→ Data for the task

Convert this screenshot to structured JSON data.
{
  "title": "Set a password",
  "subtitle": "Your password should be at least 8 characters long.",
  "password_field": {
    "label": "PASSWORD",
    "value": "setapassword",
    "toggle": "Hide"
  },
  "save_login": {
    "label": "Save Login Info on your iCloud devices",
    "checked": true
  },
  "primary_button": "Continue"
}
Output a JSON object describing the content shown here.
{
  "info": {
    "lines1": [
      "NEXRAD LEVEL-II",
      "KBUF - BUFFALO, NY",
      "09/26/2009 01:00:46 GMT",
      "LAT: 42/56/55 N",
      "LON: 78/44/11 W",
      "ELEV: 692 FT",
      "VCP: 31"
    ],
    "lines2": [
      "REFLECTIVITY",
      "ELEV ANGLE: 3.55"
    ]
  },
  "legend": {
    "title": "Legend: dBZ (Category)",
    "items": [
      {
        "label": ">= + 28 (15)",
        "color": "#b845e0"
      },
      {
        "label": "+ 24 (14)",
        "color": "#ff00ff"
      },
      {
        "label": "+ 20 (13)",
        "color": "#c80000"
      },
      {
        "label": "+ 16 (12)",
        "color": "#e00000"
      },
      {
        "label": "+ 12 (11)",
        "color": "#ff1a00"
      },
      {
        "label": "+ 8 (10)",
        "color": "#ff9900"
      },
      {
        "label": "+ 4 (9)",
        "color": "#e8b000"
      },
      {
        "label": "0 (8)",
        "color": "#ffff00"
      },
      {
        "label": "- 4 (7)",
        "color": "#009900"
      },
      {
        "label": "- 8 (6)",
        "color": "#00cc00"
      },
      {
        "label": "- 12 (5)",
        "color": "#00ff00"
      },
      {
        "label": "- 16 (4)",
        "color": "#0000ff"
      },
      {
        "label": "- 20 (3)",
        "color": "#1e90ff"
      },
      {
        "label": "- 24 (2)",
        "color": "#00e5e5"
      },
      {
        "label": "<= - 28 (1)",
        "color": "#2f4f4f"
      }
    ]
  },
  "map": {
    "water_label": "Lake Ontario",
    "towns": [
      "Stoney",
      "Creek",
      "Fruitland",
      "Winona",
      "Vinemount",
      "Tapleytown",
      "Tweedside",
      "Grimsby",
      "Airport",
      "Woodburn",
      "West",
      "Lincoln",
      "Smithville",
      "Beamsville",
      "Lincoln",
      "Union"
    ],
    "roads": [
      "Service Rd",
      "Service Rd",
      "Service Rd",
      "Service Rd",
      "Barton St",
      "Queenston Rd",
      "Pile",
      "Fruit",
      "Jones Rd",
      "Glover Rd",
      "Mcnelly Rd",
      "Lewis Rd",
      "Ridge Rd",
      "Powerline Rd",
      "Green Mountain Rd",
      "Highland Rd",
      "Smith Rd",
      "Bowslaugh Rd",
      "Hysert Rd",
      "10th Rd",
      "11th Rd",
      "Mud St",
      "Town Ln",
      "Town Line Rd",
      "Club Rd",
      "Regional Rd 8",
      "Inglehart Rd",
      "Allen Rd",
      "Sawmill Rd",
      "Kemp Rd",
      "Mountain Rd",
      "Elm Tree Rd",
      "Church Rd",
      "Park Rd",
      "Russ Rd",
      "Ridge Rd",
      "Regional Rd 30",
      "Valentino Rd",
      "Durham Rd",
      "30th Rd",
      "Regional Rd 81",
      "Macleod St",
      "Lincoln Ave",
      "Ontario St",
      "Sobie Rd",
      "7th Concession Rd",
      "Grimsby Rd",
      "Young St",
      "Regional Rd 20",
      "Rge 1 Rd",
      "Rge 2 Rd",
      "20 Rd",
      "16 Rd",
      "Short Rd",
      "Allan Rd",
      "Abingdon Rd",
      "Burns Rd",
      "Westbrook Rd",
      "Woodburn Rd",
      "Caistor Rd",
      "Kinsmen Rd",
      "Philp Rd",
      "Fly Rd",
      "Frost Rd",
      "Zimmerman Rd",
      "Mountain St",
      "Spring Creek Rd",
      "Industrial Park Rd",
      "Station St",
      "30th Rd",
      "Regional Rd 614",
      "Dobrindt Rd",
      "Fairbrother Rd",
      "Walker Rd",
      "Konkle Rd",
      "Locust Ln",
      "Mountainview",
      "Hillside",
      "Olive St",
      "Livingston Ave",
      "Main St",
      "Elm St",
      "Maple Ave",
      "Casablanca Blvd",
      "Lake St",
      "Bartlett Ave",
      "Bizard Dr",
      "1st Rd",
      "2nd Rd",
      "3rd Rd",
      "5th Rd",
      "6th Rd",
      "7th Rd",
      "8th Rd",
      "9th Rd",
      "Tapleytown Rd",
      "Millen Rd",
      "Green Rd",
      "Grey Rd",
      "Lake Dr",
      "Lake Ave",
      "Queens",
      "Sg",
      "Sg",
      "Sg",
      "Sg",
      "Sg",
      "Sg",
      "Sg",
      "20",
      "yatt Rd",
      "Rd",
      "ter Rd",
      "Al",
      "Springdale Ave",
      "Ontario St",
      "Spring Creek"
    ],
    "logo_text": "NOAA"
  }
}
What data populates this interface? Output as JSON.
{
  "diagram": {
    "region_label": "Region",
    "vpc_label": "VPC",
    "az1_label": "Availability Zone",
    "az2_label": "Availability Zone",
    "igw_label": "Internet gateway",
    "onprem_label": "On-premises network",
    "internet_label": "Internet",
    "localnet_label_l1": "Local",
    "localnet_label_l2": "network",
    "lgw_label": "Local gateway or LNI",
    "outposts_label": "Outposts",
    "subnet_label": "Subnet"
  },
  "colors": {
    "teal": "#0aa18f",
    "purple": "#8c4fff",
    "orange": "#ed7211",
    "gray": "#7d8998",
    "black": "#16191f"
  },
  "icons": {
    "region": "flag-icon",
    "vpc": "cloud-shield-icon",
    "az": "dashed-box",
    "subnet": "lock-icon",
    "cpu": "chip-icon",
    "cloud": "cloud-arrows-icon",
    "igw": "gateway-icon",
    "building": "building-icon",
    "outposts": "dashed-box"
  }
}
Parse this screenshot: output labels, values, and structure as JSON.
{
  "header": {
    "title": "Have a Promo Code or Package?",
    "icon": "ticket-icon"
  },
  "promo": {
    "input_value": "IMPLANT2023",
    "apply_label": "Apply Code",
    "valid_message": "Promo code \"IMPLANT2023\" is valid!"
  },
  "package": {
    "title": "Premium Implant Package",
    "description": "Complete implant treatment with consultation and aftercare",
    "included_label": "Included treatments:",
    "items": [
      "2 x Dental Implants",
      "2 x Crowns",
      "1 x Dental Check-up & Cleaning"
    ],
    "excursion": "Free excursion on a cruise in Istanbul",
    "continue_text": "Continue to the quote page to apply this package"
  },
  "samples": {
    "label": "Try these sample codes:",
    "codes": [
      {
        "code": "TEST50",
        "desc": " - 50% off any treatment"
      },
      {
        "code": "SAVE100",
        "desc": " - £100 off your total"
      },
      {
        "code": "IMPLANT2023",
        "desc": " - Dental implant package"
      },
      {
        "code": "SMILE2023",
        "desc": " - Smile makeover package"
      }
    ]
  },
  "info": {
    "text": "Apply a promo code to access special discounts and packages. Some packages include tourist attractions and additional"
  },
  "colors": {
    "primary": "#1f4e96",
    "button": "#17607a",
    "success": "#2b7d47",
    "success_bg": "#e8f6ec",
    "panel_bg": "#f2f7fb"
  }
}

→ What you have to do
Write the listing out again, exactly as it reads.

→ Output for this exercise
Convert this screenshot to structured JSON data.
{
  "title": "Set a password",
  "subtitle": "Your password should be at least 8 characters long.",
  "password_field": {
    "label": "PASSWORD",
    "value": "setapassword",
    "toggle": "Hide"
  },
  "save_login": {
    "label": "Save Login Info on your iCloud devices",
    "checked": true
  },
  "primary_button": "Continue"
}
Output a JSON object describing the content shown here.
{
  "info": {
    "lines1": [
      "NEXRAD LEVEL-II",
      "KBUF - BUFFALO, NY",
      "09/26/2009 01:00:46 GMT",
      "LAT: 42/56/55 N",
      "LON: 78/44/11 W",
      "ELEV: 692 FT",
      "VCP: 31"
    ],
    "lines2": [
      "REFLECTIVITY",
      "ELEV ANGLE: 3.55"
    ]
  },
  "legend": {
    "title": "Legend: dBZ (Category)",
    "items": [
      {
        "label": ">= + 28 (15)",
        "color": "#b845e0"
      },
      {
        "label": "+ 24 (14)",
        "color": "#ff00ff"
      },
      {
        "label": "+ 20 (13)",
        "color": "#c80000"
      },
      {
        "label": "+ 16 (12)",
        "color": "#e00000"
      },
      {
        "label": "+ 12 (11)",
        "color": "#ff1a00"
      },
      {
        "label": "+ 8 (10)",
        "color": "#ff9900"
      },
      {
        "label": "+ 4 (9)",
        "color": "#e8b000"
      },
      {
        "label": "0 (8)",
        "color": "#ffff00"
      },
      {
        "label": "- 4 (7)",
        "color": "#009900"
      },
      {
        "label": "- 8 (6)",
        "color": "#00cc00"
      },
      {
        "label": "- 12 (5)",
        "color": "#00ff00"
      },
      {
        "label": "- 16 (4)",
        "color": "#0000ff"
      },
      {
        "label": "- 20 (3)",
        "color": "#1e90ff"
      },
      {
        "label": "- 24 (2)",
        "color": "#00e5e5"
      },
      {
        "label": "<= - 28 (1)",
        "color": "#2f4f4f"
      }
    ]
  },
  "map": {
    "water_label": "Lake Ontario",
    "towns": [
      "Stoney",
      "Creek",
      "Fruitland",
      "Winona",
      "Vinemount",
      "Tapleytown",
      "Tweedside",
      "Grimsby",
      "Airport",
      "Woodburn",
      "West",
      "Lincoln",
      "Smithville",
      "Beamsville",
      "Lincoln",
      "Union"
    ],
    "roads": [
      "Service Rd",
      "Service Rd",
      "Service Rd",
      "Service Rd",
      "Barton St",
      "Queenston Rd",
      "Pile",
      "Fruit",
      "Jones Rd",
      "Glover Rd",
      "Mcnelly Rd",
      "Lewis Rd",
      "Ridge Rd",
      "Powerline Rd",
      "Green Mountain Rd",
      "Highland Rd",
      "Smith Rd",
      "Bowslaugh Rd",
      "Hysert Rd",
      "10th Rd",
      "11th Rd",
      "Mud St",
      "Town Ln",
      "Town Line Rd",
      "Club Rd",
      "Regional Rd 8",
      "Inglehart Rd",
      "Allen Rd",
      "Sawmill Rd",
      "Kemp Rd",
      "Mountain Rd",
      "Elm Tree Rd",
      "Church Rd",
      "Park Rd",
      "Russ Rd",
      "Ridge Rd",
      "Regional Rd 30",
      "Valentino Rd",
      "Durham Rd",
      "30th Rd",
      "Regional Rd 81",
      "Macleod St",
      "Lincoln Ave",
      "Ontario St",
      "Sobie Rd",
      "7th Concession Rd",
      "Grimsby Rd",
      "Young St",
      "Regional Rd 20",
      "Rge 1 Rd",
      "Rge 2 Rd",
      "20 Rd",
      "16 Rd",
      "Short Rd",
      "Allan Rd",
      "Abingdon Rd",
      "Burns Rd",
      "Westbrook Rd",
      "Woodburn Rd",
      "Caistor Rd",
      "Kinsmen Rd",
      "Philp Rd",
      "Fly Rd",
      "Frost Rd",
      "Zimmerman Rd",
      "Mountain St",
      "Spring Creek Rd",
      "Industrial Park Rd",
      "Station St",
      "30th Rd",
      "Regional Rd 614",
      "Dobrindt Rd",
      "Fairbrother Rd",
      "Walker Rd",
      "Konkle Rd",
      "Locust Ln",
      "Mountainview",
      "Hillside",
      "Olive St",
      "Livingston Ave",
      "Main St",
      "Elm St",
      "Maple Ave",
      "Casablanca Blvd",
      "Lake St",
      "Bartlett Ave",
      "Bizard Dr",
      "1st Rd",
      "2nd Rd",
      "3rd Rd",
      "5th Rd",
      "6th Rd",
      "7th Rd",
      "8th Rd",
      "9th Rd",
      "Tapleytown Rd",
      "Millen Rd",
      "Green Rd",
      "Grey Rd",
      "Lake Dr",
      "Lake Ave",
      "Queens",
      "Sg",
      "Sg",
      "Sg",
      "Sg",
      "Sg",
      "Sg",
      "Sg",
      "20",
      "yatt Rd",
      "Rd",
      "ter Rd",
      "Al",
      "Springdale Ave",
      "Ontario St",
      "Spring Creek"
    ],
    "logo_text": "NOAA"
  }
}
What data populates this interface? Output as JSON.
{
  "diagram": {
    "region_label": "Region",
    "vpc_label": "VPC",
    "az1_label": "Availability Zone",
    "az2_label": "Availability Zone",
    "igw_label": "Internet gateway",
    "onprem_label": "On-premises network",
    "internet_label": "Internet",
    "localnet_label_l1": "Local",
    "localnet_label_l2": "network",
    "lgw_label": "Local gateway or LNI",
    "outposts_label": "Outposts",
    "subnet_label": "Subnet"
  },
  "colors": {
    "teal": "#0aa18f",
    "purple": "#8c4fff",
    "orange": "#ed7211",
    "gray": "#7d8998",
    "black": "#16191f"
  },
  "icons": {
    "region": "flag-icon",
    "vpc": "cloud-shield-icon",
    "az": "dashed-box",
    "subnet": "lock-icon",
    "cpu": "chip-icon",
    "cloud": "cloud-arrows-icon",
    "igw": "gateway-icon",
    "building": "building-icon",
    "outposts": "dashed-box"
  }
}
Parse this screenshot: output labels, values, and structure as JSON.
{
  "header": {
    "title": "Have a Promo Code or Package?",
    "icon": "ticket-icon"
  },
  "promo": {
    "input_value": "IMPLANT2023",
    "apply_label": "Apply Code",
    "valid_message": "Promo code \"IMPLANT2023\" is valid!"
  },
  "package": {
    "title": "Premium Implant Package",
    "description": "Complete implant treatment with consultation and aftercare",
    "included_label": "Included treatments:",
    "items": [
      "2 x Dental Implants",
      "2 x Crowns",
      "1 x Dental Check-up & Cleaning"
    ],
    "excursion": "Free excursion on a cruise in Istanbul",
    "continue_text": "Continue to the quote page to apply this package"
  },
  "samples": {
    "label": "Try these sample codes:",
    "codes": [
      {
        "code": "TEST50",
        "desc": " - 50% off any treatment"
      },
      {
        "code": "SAVE100",
        "desc": " - £100 off your total"
      },
      {
        "code": "IMPLANT2023",
        "desc": " - Dental implant package"
      },
      {
        "code": "SMILE2023",
        "desc": " - Smile makeover package"
      }
    ]
  },
  "info": {
    "text": "Apply a promo code to access special discounts and packages. Some packages include tourist attractions and additional"
  },
  "colors": {
    "primary": "#1f4e96",
    "button": "#17607a",
    "success": "#2b7d47",
    "success_bg": "#e8f6ec",
    "panel_bg": "#f2f7fb"
  }
}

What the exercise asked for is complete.